→ What you are asked to do: Go through the lines below one by one and count those holding the string "this". Give the count alone.

[App and web page records]
+++++
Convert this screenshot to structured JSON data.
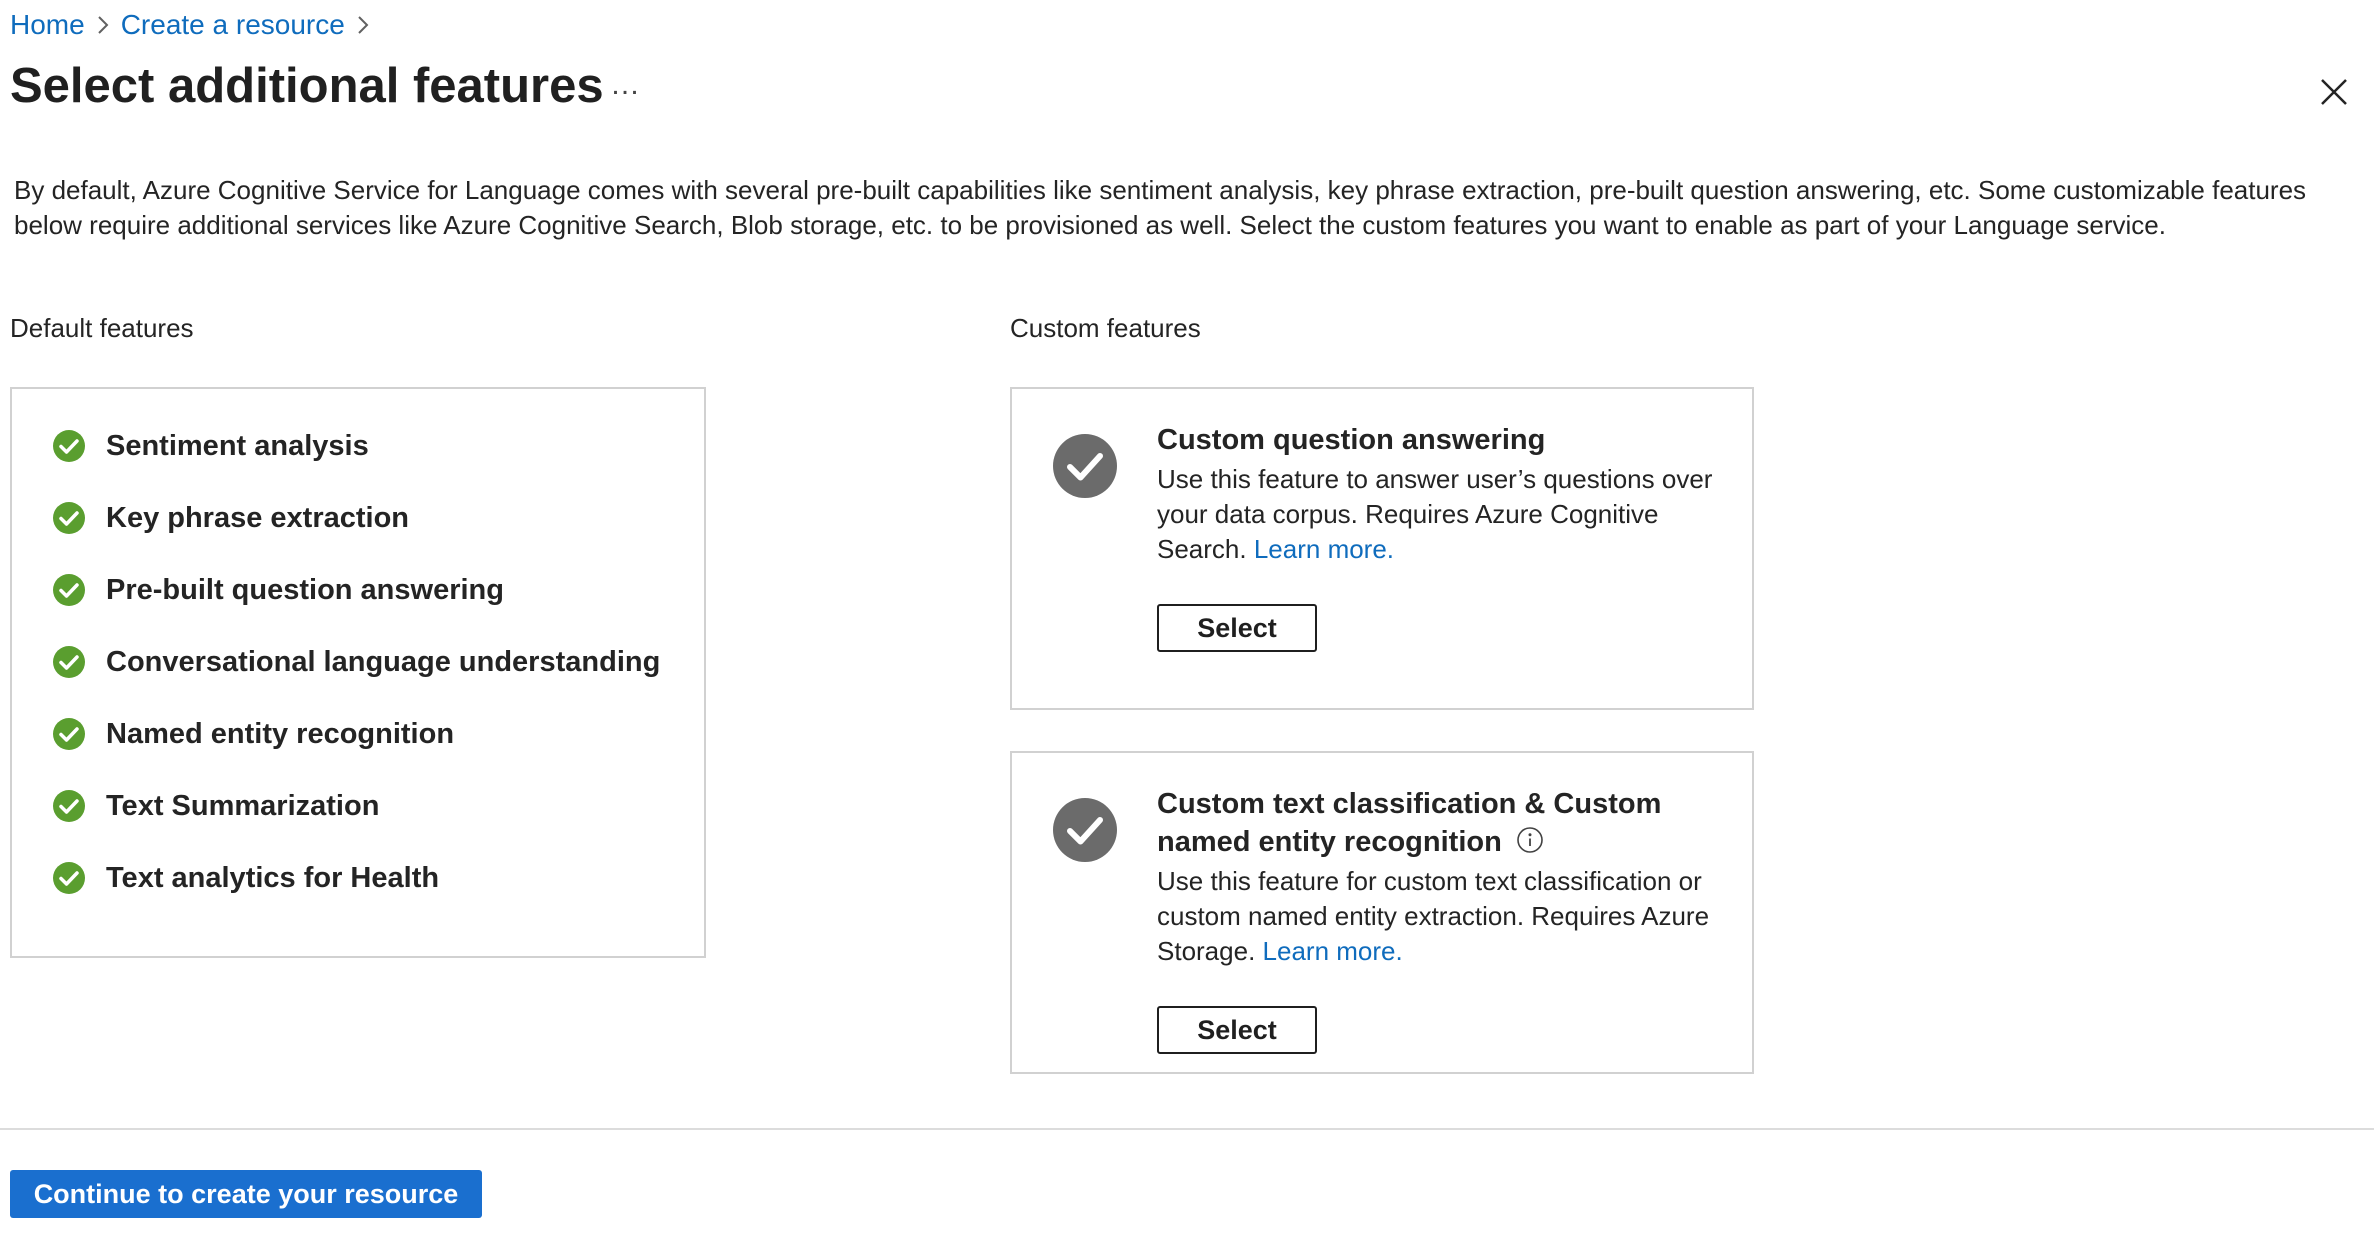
{
  "breadcrumb": {
    "items": [
      {
        "label": "Home"
      },
      {
        "label": "Create a resource"
      }
    ]
  },
  "header": {
    "title": "Select additional features",
    "more_label": "…"
  },
  "description": "By default, Azure Cognitive Service for Language comes with several pre-built capabilities like sentiment analysis, key phrase extraction, pre-built question answering, etc. Some customizable features below require additional services like Azure Cognitive Search, Blob storage, etc. to be provisioned as well. Select the custom features you want to enable as part of your Language service.",
  "default_features": {
    "label": "Default features",
    "items": [
      {
        "label": "Sentiment analysis"
      },
      {
        "label": "Key phrase extraction"
      },
      {
        "label": "Pre-built question answering"
      },
      {
        "label": "Conversational language understanding"
      },
      {
        "label": "Named entity recognition"
      },
      {
        "label": "Text Summarization"
      },
      {
        "label": "Text analytics for Health"
      }
    ]
  },
  "custom_features": {
    "label": "Custom features",
    "cards": [
      {
        "title": "Custom question answering",
        "description": "Use this feature to answer user’s questions over your data corpus. Requires Azure Cognitive Search.",
        "link": "Learn more.",
        "button": "Select"
      },
      {
        "title": "Custom text classification & Custom named entity recognition",
        "description": "Use this feature for custom text classification or custom named entity extraction. Requires Azure Storage.",
        "link": "Learn more.",
        "button": "Select"
      }
    ]
  },
  "footer": {
    "primary_button": "Continue to create your resource"
  },
  "colors": {
    "link": "#0f6cbd",
    "check_green": "#5a9e2f",
    "check_grey": "#6b6b6b",
    "primary": "#1a6fcf"
  }
}
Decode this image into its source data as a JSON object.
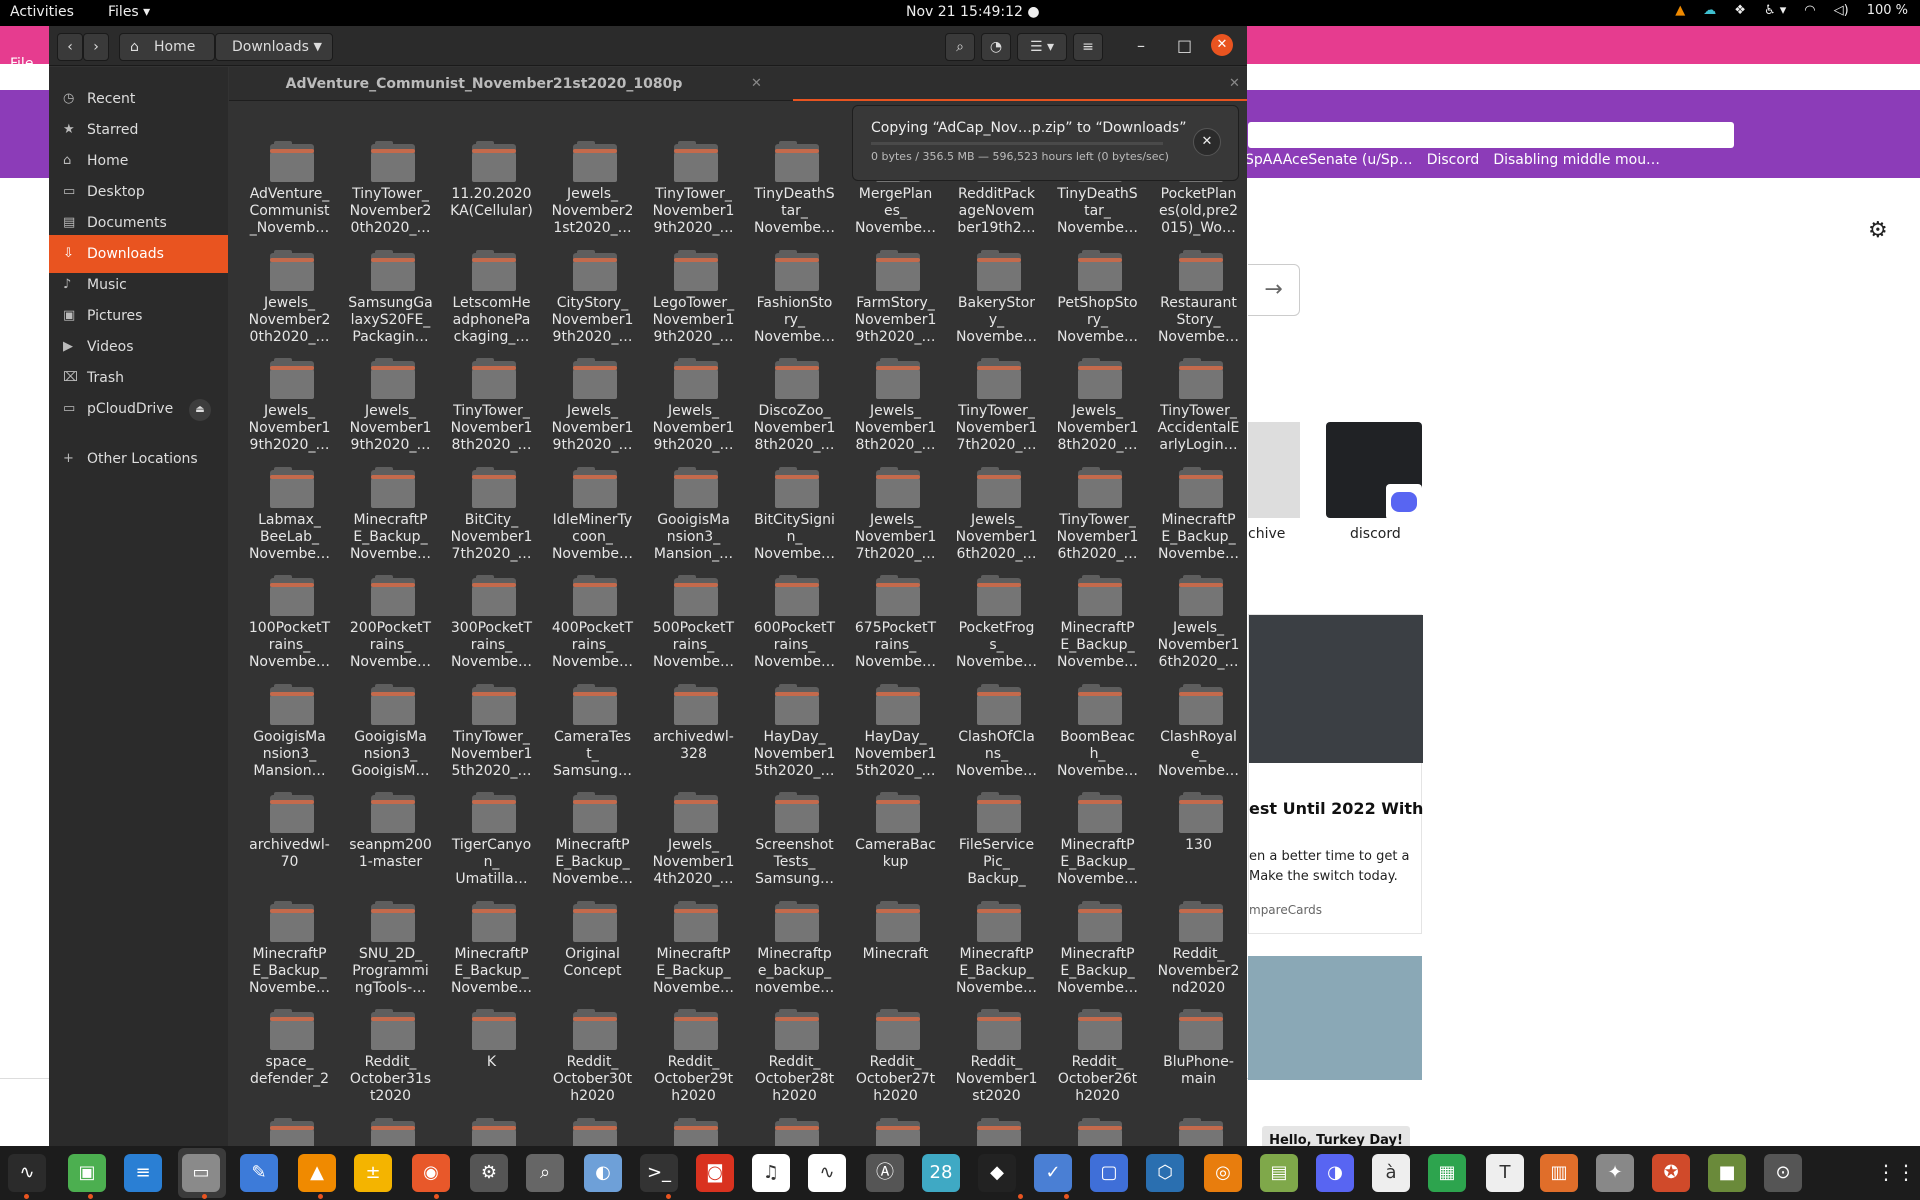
{
  "topbar": {
    "activities": "Activities",
    "app_menu": "Files ▾",
    "clock": "Nov 21  15:49:12  ●",
    "battery": "100 %"
  },
  "browser": {
    "menu_file": "File",
    "bookmarks": [
      "SpAAAceSenate (u/Sp…",
      "Discord",
      "Disabling middle mou…"
    ],
    "tile_archive": "chive",
    "tile_discord": "discord",
    "card_title": "est Until 2022 With",
    "card_text": "en a better time to get a Make the switch today.",
    "card_source": "mpareCards",
    "hello_button": "Hello, Turkey Day!"
  },
  "files": {
    "nav_home": "Home",
    "nav_downloads": "Downloads",
    "sidebar": [
      {
        "label": "Recent",
        "icon": "clock-icon"
      },
      {
        "label": "Starred",
        "icon": "star-icon"
      },
      {
        "label": "Home",
        "icon": "home-icon"
      },
      {
        "label": "Desktop",
        "icon": "desktop-icon"
      },
      {
        "label": "Documents",
        "icon": "document-icon"
      },
      {
        "label": "Downloads",
        "icon": "download-icon"
      },
      {
        "label": "Music",
        "icon": "music-icon"
      },
      {
        "label": "Pictures",
        "icon": "picture-icon"
      },
      {
        "label": "Videos",
        "icon": "video-icon"
      },
      {
        "label": "Trash",
        "icon": "trash-icon"
      },
      {
        "label": "pCloudDrive",
        "icon": "drive-icon"
      },
      {
        "label": "Other Locations",
        "icon": "plus-icon"
      }
    ],
    "tab_label": "AdVenture_Communist_November21st2020_1080p",
    "copy": {
      "title": "Copying “AdCap_Nov…p.zip” to “Downloads”",
      "detail": "0 bytes / 356.5 MB — 596,523 hours left (0 bytes/sec)"
    },
    "folders": [
      "AdVenture_\nCommunist\n_Novemb…",
      "TinyTower_\nNovember2\n0th2020_…",
      "11.20.2020\nKA(Cellular)",
      "Jewels_\nNovember2\n1st2020_…",
      "TinyTower_\nNovember1\n9th2020_…",
      "TinyDeathS\ntar_\nNovembe…",
      "MergePlan\nes_\nNovembe…",
      "RedditPack\nageNovem\nber19th2…",
      "TinyDeathS\ntar_\nNovembe…",
      "PocketPlan\nes(old,pre2\n015)_Wo…",
      "Jewels_\nNovember2\n0th2020_…",
      "SamsungGa\nlaxyS20FE_\nPackagin…",
      "LetscomHe\nadphonePa\nckaging_…",
      "CityStory_\nNovember1\n9th2020_…",
      "LegoTower_\nNovember1\n9th2020_…",
      "FashionSto\nry_\nNovembe…",
      "FarmStory_\nNovember1\n9th2020_…",
      "BakeryStor\ny_\nNovembe…",
      "PetShopSto\nry_\nNovembe…",
      "Restaurant\nStory_\nNovembe…",
      "Jewels_\nNovember1\n9th2020_…",
      "Jewels_\nNovember1\n9th2020_…",
      "TinyTower_\nNovember1\n8th2020_…",
      "Jewels_\nNovember1\n9th2020_…",
      "Jewels_\nNovember1\n9th2020_…",
      "DiscoZoo_\nNovember1\n8th2020_…",
      "Jewels_\nNovember1\n8th2020_…",
      "TinyTower_\nNovember1\n7th2020_…",
      "Jewels_\nNovember1\n8th2020_…",
      "TinyTower_\nAccidentalE\narlyLogin…",
      "Labmax_\nBeeLab_\nNovembe…",
      "MinecraftP\nE_Backup_\nNovembe…",
      "BitCity_\nNovember1\n7th2020_…",
      "IdleMinerTy\ncoon_\nNovembe…",
      "GooigisMa\nnsion3_\nMansion_…",
      "BitCitySigni\nn_\nNovembe…",
      "Jewels_\nNovember1\n7th2020_…",
      "Jewels_\nNovember1\n6th2020_…",
      "TinyTower_\nNovember1\n6th2020_…",
      "MinecraftP\nE_Backup_\nNovembe…",
      "100PocketT\nrains_\nNovembe…",
      "200PocketT\nrains_\nNovembe…",
      "300PocketT\nrains_\nNovembe…",
      "400PocketT\nrains_\nNovembe…",
      "500PocketT\nrains_\nNovembe…",
      "600PocketT\nrains_\nNovembe…",
      "675PocketT\nrains_\nNovembe…",
      "PocketFrog\ns_\nNovembe…",
      "MinecraftP\nE_Backup_\nNovembe…",
      "Jewels_\nNovember1\n6th2020_…",
      "GooigisMa\nnsion3_\nMansion…",
      "GooigisMa\nnsion3_\nGooigisM…",
      "TinyTower_\nNovember1\n5th2020_…",
      "CameraTes\nt_\nSamsung…",
      "archivedwl-\n328",
      "HayDay_\nNovember1\n5th2020_…",
      "HayDay_\nNovember1\n5th2020_…",
      "ClashOfCla\nns_\nNovembe…",
      "BoomBeac\nh_\nNovembe…",
      "ClashRoyal\ne_\nNovembe…",
      "archivedwl-\n70",
      "seanpm200\n1-master",
      "TigerCanyo\nn_\nUmatilla…",
      "MinecraftP\nE_Backup_\nNovembe…",
      "Jewels_\nNovember1\n4th2020_…",
      "Screenshot\nTests_\nSamsung…",
      "CameraBac\nkup",
      "FileService\nPic_\nBackup_",
      "MinecraftP\nE_Backup_\nNovembe…",
      "130",
      "MinecraftP\nE_Backup_\nNovembe…",
      "SNU_2D_\nProgrammi\nngTools-…",
      "MinecraftP\nE_Backup_\nNovembe…",
      "Original\nConcept",
      "MinecraftP\nE_Backup_\nNovembe…",
      "Minecraftp\ne_backup_\nnovembe…",
      "Minecraft",
      "MinecraftP\nE_Backup_\nNovembe…",
      "MinecraftP\nE_Backup_\nNovembe…",
      "Reddit_\nNovember2\nnd2020",
      "space_\ndefender_2",
      "Reddit_\nOctober31s\nt2020",
      "K",
      "Reddit_\nOctober30t\nh2020",
      "Reddit_\nOctober29t\nh2020",
      "Reddit_\nOctober28t\nh2020",
      "Reddit_\nOctober27t\nh2020",
      "Reddit_\nNovember1\nst2020",
      "Reddit_\nOctober26t\nh2020",
      "BluPhone-\nmain",
      "",
      "",
      "",
      "",
      "",
      "",
      "",
      "",
      "",
      ""
    ]
  },
  "dock": {
    "apps": [
      {
        "icon": "system-monitor-icon",
        "glyph": "∿",
        "color": "#2b2b2b"
      },
      {
        "icon": "tweaks-icon",
        "glyph": "▣",
        "color": "#4caf50"
      },
      {
        "icon": "writer-icon",
        "glyph": "≡",
        "color": "#2a7fd4"
      },
      {
        "icon": "files-icon",
        "glyph": "▭",
        "color": "#8a8a8a"
      },
      {
        "icon": "text-editor-icon",
        "glyph": "✎",
        "color": "#3d7bd9"
      },
      {
        "icon": "vlc-icon",
        "glyph": "▲",
        "color": "#f08a00"
      },
      {
        "icon": "calculator-icon",
        "glyph": "±",
        "color": "#f4b400"
      },
      {
        "icon": "firefox-icon",
        "glyph": "◉",
        "color": "#e8582a"
      },
      {
        "icon": "settings-icon",
        "glyph": "⚙",
        "color": "#555"
      },
      {
        "icon": "magnifier-icon",
        "glyph": "⌕",
        "color": "#666"
      },
      {
        "icon": "image-viewer-icon",
        "glyph": "◐",
        "color": "#6ea0d8"
      },
      {
        "icon": "terminal-icon",
        "glyph": ">_",
        "color": "#333"
      },
      {
        "icon": "screenshot-icon",
        "glyph": "◙",
        "color": "#d9321f"
      },
      {
        "icon": "audio-icon",
        "glyph": "♫",
        "color": "#fff"
      },
      {
        "icon": "usage-icon",
        "glyph": "∿",
        "color": "#fff"
      },
      {
        "icon": "software-icon",
        "glyph": "Ⓐ",
        "color": "#555"
      },
      {
        "icon": "calendar-icon",
        "glyph": "28",
        "color": "#3fa9c4"
      },
      {
        "icon": "inkscape-icon",
        "glyph": "◆",
        "color": "#222"
      },
      {
        "icon": "tasks-icon",
        "glyph": "✓",
        "color": "#4a7fd4"
      },
      {
        "icon": "screen-capture-icon",
        "glyph": "▢",
        "color": "#3f6fd8"
      },
      {
        "icon": "virtualbox-icon",
        "glyph": "⬡",
        "color": "#2a6fb0"
      },
      {
        "icon": "blender-icon",
        "glyph": "◎",
        "color": "#e87d0d"
      },
      {
        "icon": "image-editor-icon",
        "glyph": "▤",
        "color": "#7fa84a"
      },
      {
        "icon": "discord-icon",
        "glyph": "◑",
        "color": "#5865f2"
      },
      {
        "icon": "document-viewer-icon",
        "glyph": "à",
        "color": "#eee"
      },
      {
        "icon": "spreadsheet-icon",
        "glyph": "▦",
        "color": "#2da44e"
      },
      {
        "icon": "typora-icon",
        "glyph": "T",
        "color": "#eee"
      },
      {
        "icon": "presentation-icon",
        "glyph": "▥",
        "color": "#e06e2a"
      },
      {
        "icon": "tools-icon",
        "glyph": "✦",
        "color": "#888"
      },
      {
        "icon": "game-icon",
        "glyph": "✪",
        "color": "#d04a2a"
      },
      {
        "icon": "minecraft-icon",
        "glyph": "■",
        "color": "#6a8a3a"
      },
      {
        "icon": "maps-icon",
        "glyph": "⊙",
        "color": "#555"
      }
    ]
  }
}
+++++
→ Output below: 4